Demanded payments before providing loss mitigation options: Delinquent consumers who called Green Tree were automatically routed to a debt collector. The CFPB and FTC allege that consumers who wanted to speak with a customer service representative or loss mitigation specialist rather than a collector found that there was no way to do so and were sometimes told that they had to make a loan payment before they could be considered for a loan modification. In reality, consumers did not need to make payments on their loans before they could be considered for a loan modification.
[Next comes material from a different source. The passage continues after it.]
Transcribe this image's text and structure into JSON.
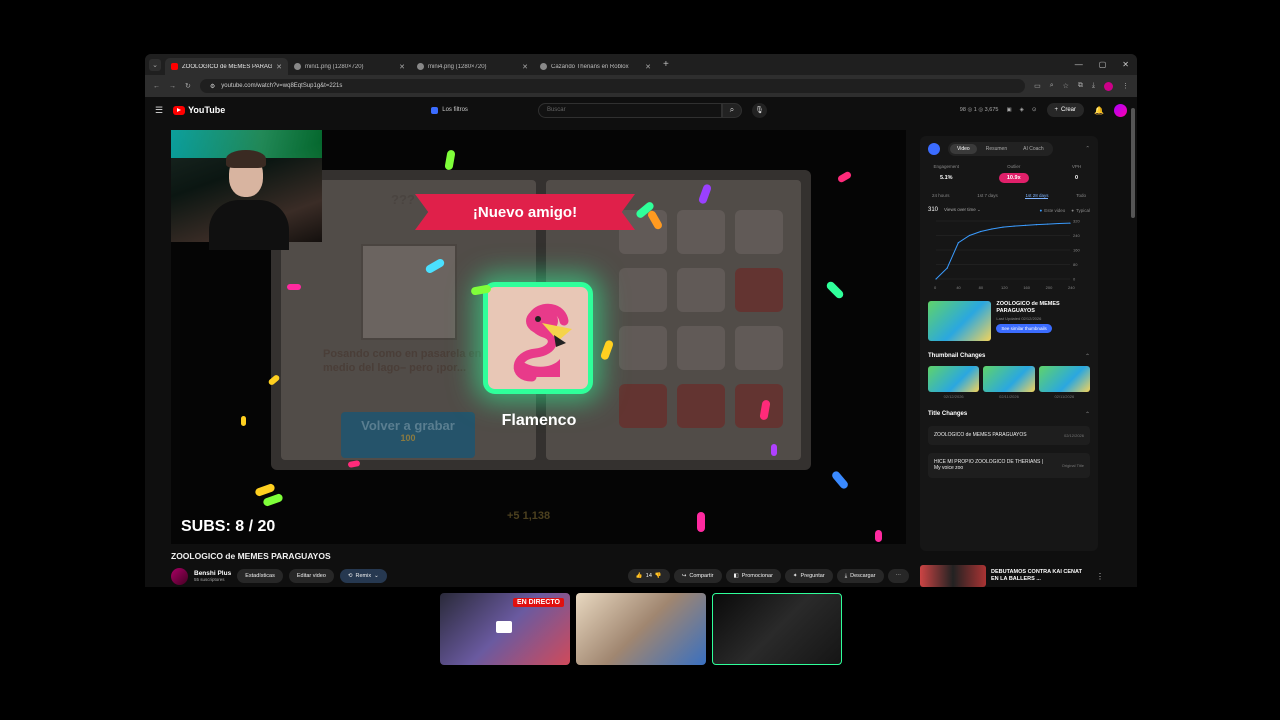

For example, the Home Affordable Modification Program, which Green Tree participated in, does not allow participating servicers to require consumers to make payments before considering them for a loan modification.

Failed to honor in-process modifications: Because Green Tree was rapidly expanding its mortgage servicing business, it often acquired customers who already had an agreement with their previous servicer to modify their loans. The complaint alleges that Green Tree, in many instances, failed to honor these agreements and insisted that consumers pay their old higher mortgage payment. 

Delayed short sales: Green Tree’s short sale department was frequently unreachable and unresponsive. The complaint alleges that in numerous instances, Green Tree took two to six months to respond to consumer requests for short sales. This could have cost consumers potential buyers, and it may also have cost them other loss mitigation alternatives while their short sale requests were pending. 

Used deceptive tactics to charge consumers convenience fees: The CFPB and the FTC allege that Green Tree deceived consumers to get them to pay $12 for its pay-by-phone service, called Speedpay. Green Tree representatives would pressure consumers to use the service by telling consumers that Speedpay was the only available payment method to ensure the payment would be received on time. In fact, Green Tree accepted other payment methods that do not involve a fee, such as checks and ACH payments, which consumers could have used to make a timely payment. 

Under the terms of the enforcement action, Green Tree is required to pay $48 million to thousands of consumers whose loan modifications were not honored, who had their short sales decisions delayed because of Green Tree’s poor servicing, or who were deceptively charged convenience fees when paying their mortgage. Borrowers who receive payments will not be prevented from taking individual action on their claims as a result of this settlement.

Additionally, Green Tree is required to:

  • Establish and maintain a comprehensive data integrity program to ensure the accuracy and completeness of data and other information about consumers’ accounts, before servicing them
  • Cease collection of amounts disputed by consumers until Green Tree investigates the dispute and provides consumers with verification of the amounts owed
  • Meet certain loan servicing requirements to ensure that whenever Green Tree is involved in the sale or transfer of servicing rights, the buyer or transferee will honor loss mitigation agreements and properly review outstanding loss mitigation requests
  • Ensure that it has enough personnel and the technical capacity to handle loss mitigation requests and respond to consumer inquiries in a timely fashion, and make its loss mitigation application available to consumers at no cost and on its website
  • Implement a “Home Preservation Requirement” to provide loss mitigation options to consumers whose loans were transferred to Green Tree during the time period covered by the complaint
  • Obtain substantiation for any amounts collected when consumers have in-process loan modifications, and for purported amounts due when there is reason to believe a newly transferred loan portfolio is seriously flawed

“It’s against the law for a loan servicer to lie about the debts people owe, or threaten and harass people about their debts,” said Jessica Rich, director of the FTC’s Bureau of Consumer Protection. “Working together, the FTC and CFPB are holding Green Tree responsible for mistreating homeowners, including people in financial distress.”

A copy of the proposed consent order can be read here.

A copy of the complaint can be read here.